Senate Majority Leader Mitch McConnell announced on Monday (12 December) that he supports a congressional investigation into reports that Russian hackers attempted to influence the presidential election in favour of Donald Trump. The announcement is at odds with President-elect Trump, who has pushed back against the CIA report and claimed it was the work of Democrats.
McConnell told reporters that a Senate intelligence panel plans to investigate the suspected interference by Moscow. "The Russians are not our friends," McConnell said during a scheduled year-end news conference, CNN reported. "I think we ought to approach all of these issues on the assumption the Russians do not wish us well."
An earlier report by The Washington Post reported that McConnell allegedly dismissed intelligence reports this autumn that claimed Russia was attempting to influence the election in Trump's favour.
Yet in his news conference, McConnell praised the US intelligence community, saying he has "the highest confidence in the intelligence community, and especially that Central Intelligence Agency".
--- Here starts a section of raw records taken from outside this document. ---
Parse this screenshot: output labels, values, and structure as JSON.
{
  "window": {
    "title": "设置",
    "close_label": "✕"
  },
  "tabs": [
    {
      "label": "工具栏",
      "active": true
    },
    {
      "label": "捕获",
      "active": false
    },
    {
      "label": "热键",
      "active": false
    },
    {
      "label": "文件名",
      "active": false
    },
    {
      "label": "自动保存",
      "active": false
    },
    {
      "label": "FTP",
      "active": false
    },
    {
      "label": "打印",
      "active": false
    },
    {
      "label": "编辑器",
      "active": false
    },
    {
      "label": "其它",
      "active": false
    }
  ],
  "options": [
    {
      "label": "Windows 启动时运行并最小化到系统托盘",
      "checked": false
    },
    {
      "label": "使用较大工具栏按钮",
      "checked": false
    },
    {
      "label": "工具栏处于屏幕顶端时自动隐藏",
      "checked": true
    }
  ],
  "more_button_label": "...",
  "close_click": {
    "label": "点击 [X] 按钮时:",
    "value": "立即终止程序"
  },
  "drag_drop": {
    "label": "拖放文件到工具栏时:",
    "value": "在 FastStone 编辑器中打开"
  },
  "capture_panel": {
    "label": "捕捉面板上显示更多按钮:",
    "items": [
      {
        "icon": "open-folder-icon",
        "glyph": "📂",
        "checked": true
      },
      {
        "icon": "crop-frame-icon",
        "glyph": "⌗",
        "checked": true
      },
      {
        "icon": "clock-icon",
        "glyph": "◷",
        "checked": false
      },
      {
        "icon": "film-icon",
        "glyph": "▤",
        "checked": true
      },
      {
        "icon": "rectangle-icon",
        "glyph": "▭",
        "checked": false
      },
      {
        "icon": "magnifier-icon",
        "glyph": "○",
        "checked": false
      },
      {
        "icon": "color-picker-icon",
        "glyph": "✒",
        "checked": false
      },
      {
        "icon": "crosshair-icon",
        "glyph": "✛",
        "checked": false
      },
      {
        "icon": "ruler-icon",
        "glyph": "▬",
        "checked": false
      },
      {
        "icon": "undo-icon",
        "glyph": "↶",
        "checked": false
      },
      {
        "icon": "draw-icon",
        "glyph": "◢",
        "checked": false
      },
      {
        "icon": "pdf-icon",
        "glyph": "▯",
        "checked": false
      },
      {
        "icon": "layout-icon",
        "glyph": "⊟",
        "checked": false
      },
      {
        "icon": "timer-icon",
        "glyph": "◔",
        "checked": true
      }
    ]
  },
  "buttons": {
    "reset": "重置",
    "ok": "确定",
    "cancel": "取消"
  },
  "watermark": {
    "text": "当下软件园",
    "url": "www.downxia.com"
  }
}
McConnell's announcement comes a day after a bipartisan group of four senators called for an investigation into the CIA's findings regarding Russia's attempt to influence the race. According to The Washington Post, members of both parties called for a joint House-Senate inquiry that would release any findings publicly, while others suggested creating an independent commission.
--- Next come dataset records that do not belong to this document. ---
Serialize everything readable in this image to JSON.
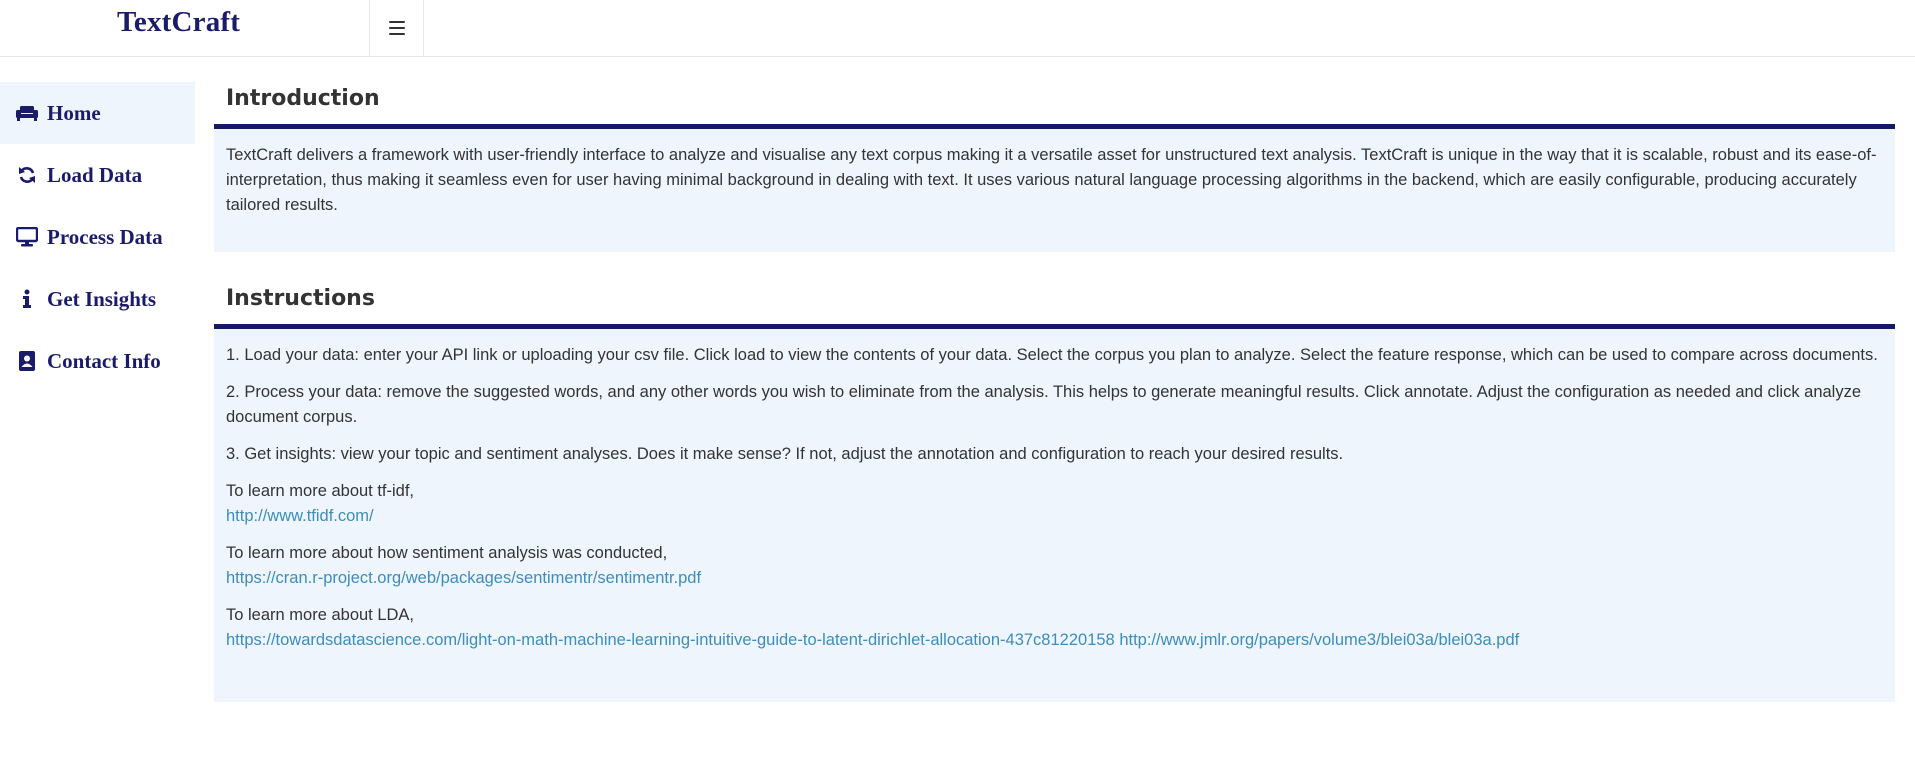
{
  "app": {
    "title": "TextCraft"
  },
  "sidebar": {
    "items": [
      {
        "label": "Home",
        "icon": "couch-icon",
        "active": true
      },
      {
        "label": "Load Data",
        "icon": "refresh-icon",
        "active": false
      },
      {
        "label": "Process Data",
        "icon": "desktop-icon",
        "active": false
      },
      {
        "label": "Get Insights",
        "icon": "info-icon",
        "active": false
      },
      {
        "label": "Contact Info",
        "icon": "address-book-icon",
        "active": false
      }
    ]
  },
  "intro": {
    "title": "Introduction",
    "text": "TextCraft delivers a framework with user-friendly interface to analyze and visualise any text corpus making it a versatile asset for unstructured text analysis. TextCraft is unique in the way that it is scalable, robust and its ease-of-interpretation, thus making it seamless even for user having minimal background in dealing with text. It uses various natural language processing algorithms in the backend, which are easily configurable, producing accurately tailored results."
  },
  "instructions": {
    "title": "Instructions",
    "step1": "1. Load your data: enter your API link or uploading your csv file. Click load to view the contents of your data. Select the corpus you plan to analyze. Select the feature response, which can be used to compare across documents.",
    "step2": "2. Process your data: remove the suggested words, and any other words you wish to eliminate from the analysis. This helps to generate meaningful results. Click annotate. Adjust the configuration as needed and click analyze document corpus.",
    "step3": "3. Get insights: view your topic and sentiment analyses. Does it make sense? If not, adjust the annotation and configuration to reach your desired results.",
    "tfidf_label": "To learn more about tf-idf,",
    "tfidf_link": "http://www.tfidf.com/",
    "sentiment_label": "To learn more about how sentiment analysis was conducted,",
    "sentiment_link": "https://cran.r-project.org/web/packages/sentimentr/sentimentr.pdf",
    "lda_label": "To learn more about LDA,",
    "lda_link1": "https://towardsdatascience.com/light-on-math-machine-learning-intuitive-guide-to-latent-dirichlet-allocation-437c81220158",
    "lda_link2": "http://www.jmlr.org/papers/volume3/blei03a/blei03a.pdf"
  },
  "colors": {
    "brand": "#1b1b6b",
    "panel_bg": "#eef5fd",
    "header_rule": "#16166b",
    "link": "#3c8dbc"
  }
}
The Senate majority leader, however, said that any investigation by Congress would follow "regular order" through the existing committee structure. "This simply cannot be a partisan issue," said McConnell said, adding that the intelligence committee "is more than capable of conducting a complete review of this matter".
According to the Post, House Speaker Paul Ryan also dismissed any notion of a special committee, as the intelligence committee is "already working diligently on the cyber threats posed by foreign governments and terrorist organisations".
However, Ryan also pushed back on any doubts surrounding Trump's win. "Exploiting the work of our intelligence community for partisan purposes does a grave disservice and potentially jeopardises national security," he said in a statement.
"As we work to protect our democracy from foreign influence, we should not cast doubt on the clear and decisive outcome of this election."
Meanwhile, Trump continued to dismiss intelligence reports via Twitter. "Unless you catch 'hackers' in the act, it is very hard to determine who was doing the hacking. Why wasn't this brought up before election?" he tweeted on 12 December.
The president-elect appeared to ignore the fact that the US government officially implicated Russia in attempting to interfere in the 2016 elections through a hacking campaign back in October.